North Point Church is based in Plainwell, Michigan, and aims to support the community through the ups and downs in life. We loved their candid approach toward their supporters, which made the newsletter look fun while still being very informative with financial information.

This newsletter has it all: a thought-provoking note from the pastor, important info about youth group programming, and information about their current fundraising campaign. Check the full newsletter here.

Screenshot of North Point Church's newsletter.


2. Faithbridge’s Online Bulletin.

Faithbridge Church, located in Spring, Texas, seeks to build an authentic community through convictions, persuasions, and opinions. They strive to be a bridge of faith to people every day.

We loved their modern take on a newsletter: an online bulletin full of interesting articles, information about upcoming events, and food for thought. Along with brief thoughts from the Bible teacher, they also have a link to a PDF with thorough discussion questions.

You can check out their online bulletin here.

Screenshot of Faithbridge Church's online newsletter.

3. First Presbyterian Church of Virginia Beach’s PDF Newsletter

First Presbyterian Church of Virginia Beach has a mission to nurture each congregant’s faith to do God’s work in the world. Serving the community is a big focus of their mission and work.

Their newsletter, “News and Opportunities,” reflects these values by offering in-depth information about upcoming services and programming. There’s also a whole section devoted to highlighting upcoming congregant birthdays.

This thorough newsletter is a great example of creating value for your congregants while sharing important news. Check out this church newsletter for amazing imagery and content.

Screenshot of this church's newsletter.

Final Thoughts

Donorbox has helped thousands of churches around the globe with effective features like customizable forms, text-to-give, and more. It also integrates seamlessly with communication tools such as Mailchimp to make your email campaigns easier. Learn more about how we empower churches in this short video!

There are many different ways to approach creating a newsletter for your church.

Remember to keep your brand in mind when you get started. You’ll also need to be realistic about the content you and your team can produce regularly.

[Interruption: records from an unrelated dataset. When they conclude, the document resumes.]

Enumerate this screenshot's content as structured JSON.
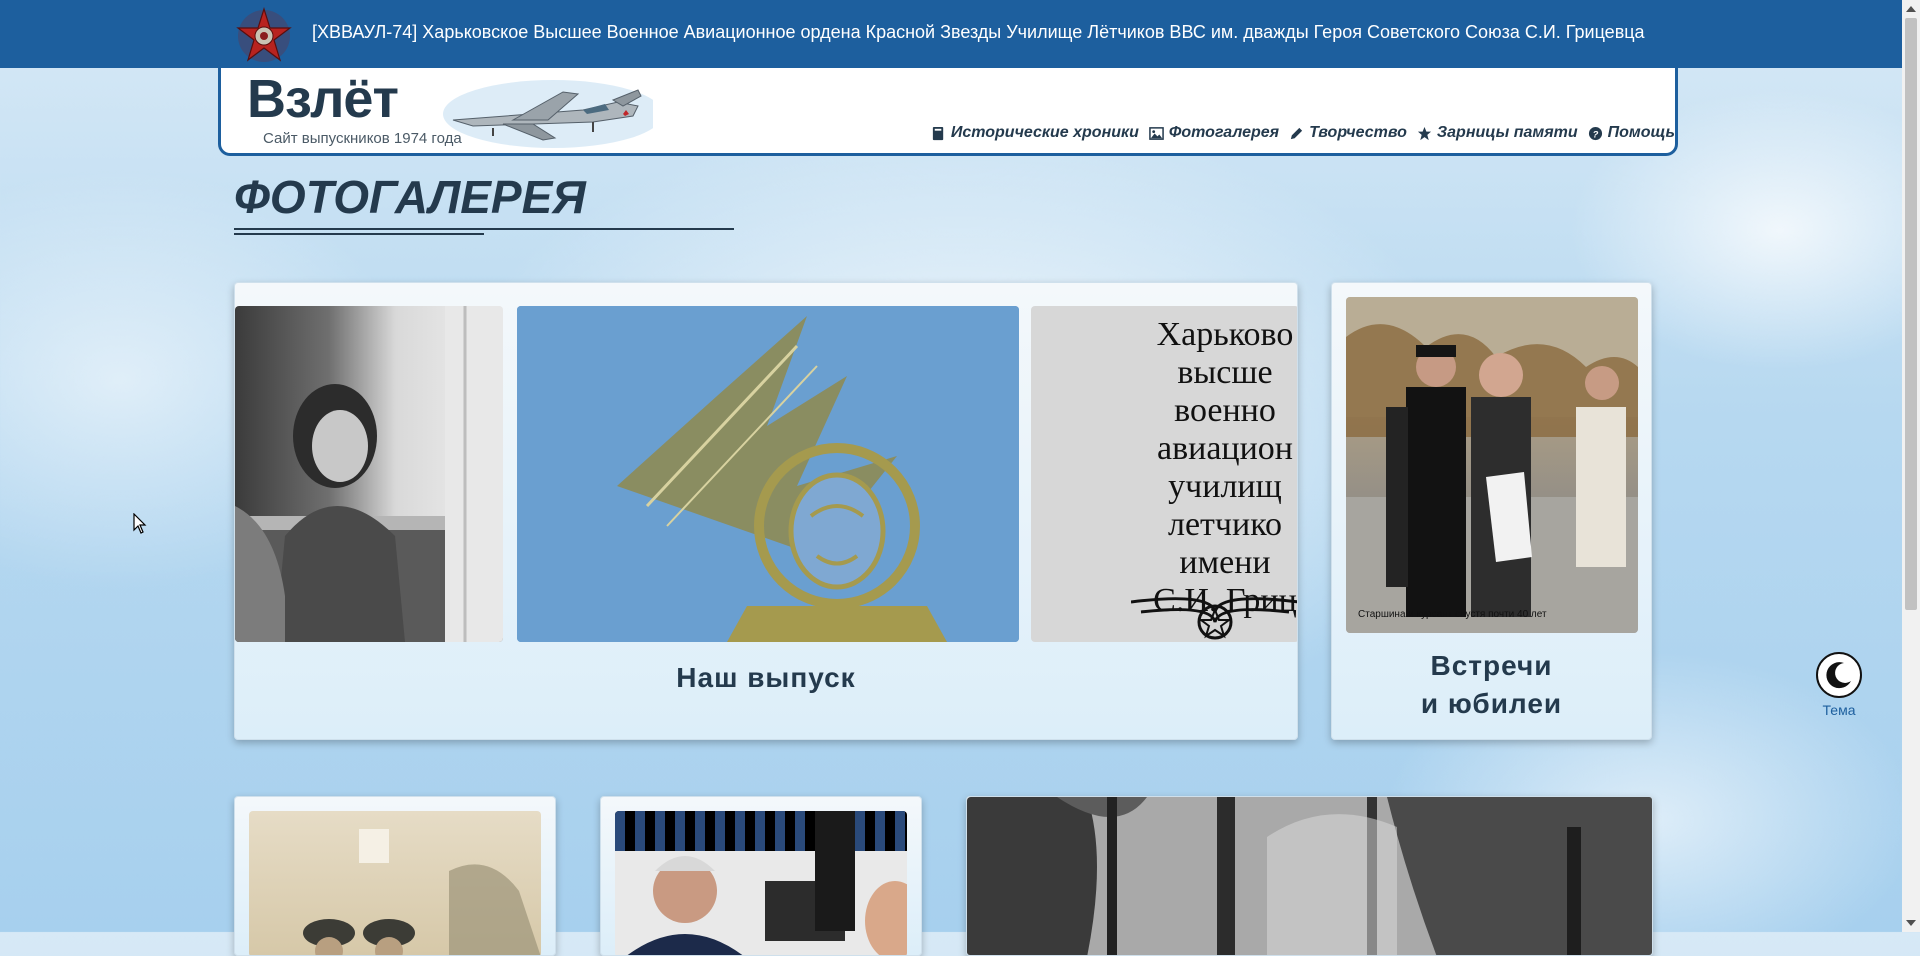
{
  "topbar": {
    "title": "[ХВВАУЛ-74] Харьковское Высшее Военное Авиационное ордена Красной Звезды Училище Лётчиков ВВС им. дважды Героя Советского Союза С.И. Грицевца",
    "emblem_icon": "red-star-order-icon",
    "background_color": "#1d5f9e"
  },
  "header": {
    "logo": "Взлёт",
    "subtitle": "Сайт выпускников 1974 года",
    "nav": [
      {
        "label": "Исторические хроники",
        "icon": "book-icon"
      },
      {
        "label": "Фотогалерея",
        "icon": "image-icon"
      },
      {
        "label": "Творчество",
        "icon": "pencil-icon"
      },
      {
        "label": "Зарницы памяти",
        "icon": "star-icon"
      },
      {
        "label": "Помощь",
        "icon": "question-circle-icon"
      }
    ]
  },
  "page": {
    "title": "ФОТОГАЛЕРЕЯ"
  },
  "cards": {
    "class_of": {
      "label": "Наш выпуск",
      "cover_text": [
        "Харьково",
        "высше",
        "военно",
        "авиацион",
        "училищ",
        "летчико",
        "имени",
        "С.И. Гриц"
      ]
    },
    "meetings": {
      "label_line1": "Встречи",
      "label_line2": "и юбилеи",
      "photo_caption": "Старшина и курсант спустя почти 40 лет"
    }
  },
  "theme": {
    "label": "Тема",
    "icon": "moon-icon"
  },
  "colors": {
    "accent": "#1d5f9e",
    "text_dark": "#243a4d"
  }
}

And lastly, the most important part: remember to make a newsletter that your congregants want to read.

With the right practices in mind and a good toolbox under your belt, you’ll get your newsletter programming up and running in no time.

For more church management tips, check out the rest of our Nonprofit Blog.

Lindsey Baker

Lindsey spent years wearing many hats in the nonprofit world. Whether she was helping arts nonprofits with their messaging and content, planning a fundraising gala, writing an NEA grant proposal, or running a membership program with over 400 members, she learned how to navigate – and appreciate! – the fast-paced world of fundraising. Now, she loves sharing those hard-earned lessons with the Donorbox community.

  • linkedin

Join the fundraising movement!

Subscribe to our e-newsletter to receive the latest blogs, news, and more in your inbox.

Join a 30min Demo to see how Donorbox can help you reach your fundraising goals!
Join a 30min Live Demo to see how Donorbox can help you reach your fundraising goals!
Breng je Donatie ervaring naar een hoger niveau
Increase tithes and offerings for your Church
Donorbox MinistryMatters is trusted by impactful Christian organizations around the world